US6387077 *Oct 13, 2000May 14, 2002Mallinckrodt Inc.Apparatus and method for providing a suspended agent
US6869571 *Nov 19, 2001Mar 22, 2005Tecan Trading AgDevice for aspirating and dispensing liquid samples
Referenced by
Citing PatentFiling datePublication dateApplicantTitle
US8008080Sep 23, 2009Aug 30, 2011Ecolab Usa Inc.Valve analytical system
US8178352Jun 16, 2011May 15, 2012Ecolab Usa Inc.Valve analytical system
US8748191Aug 2, 2010Jun 10, 2014Ecolab Usa Inc.Stop-flow analytical systems and methods
Classifications
U.S. Classification604/131
International ClassificationA61M37/00
Cooperative ClassificationF04B9/02, G01N13/00, G01N35/1065, G01N2013/006, B01L3/0227
European ClassificationB01L3/02C3M, G01N13/00, F04B9/02
Legal Events
DateCodeEventDescription
Sep 20, 2011FPAYFee payment
Year of fee payment: 4
Sep 19, 2005ASAssignment
Owner name: JASCO CORPORATION, JAPAN

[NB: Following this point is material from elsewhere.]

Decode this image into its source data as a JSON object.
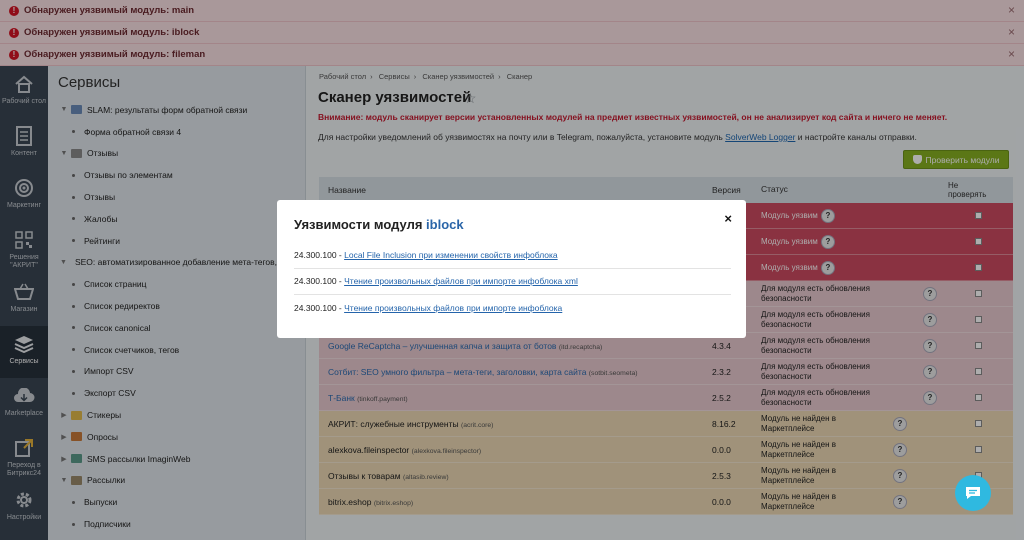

Free format text: ASSIGNMENT OF ASSIGNORS INTEREST;ASSIGNOR:YAMAZAKI, MASAO;REEL/FRAME:016815/0312
Effective date: 20050818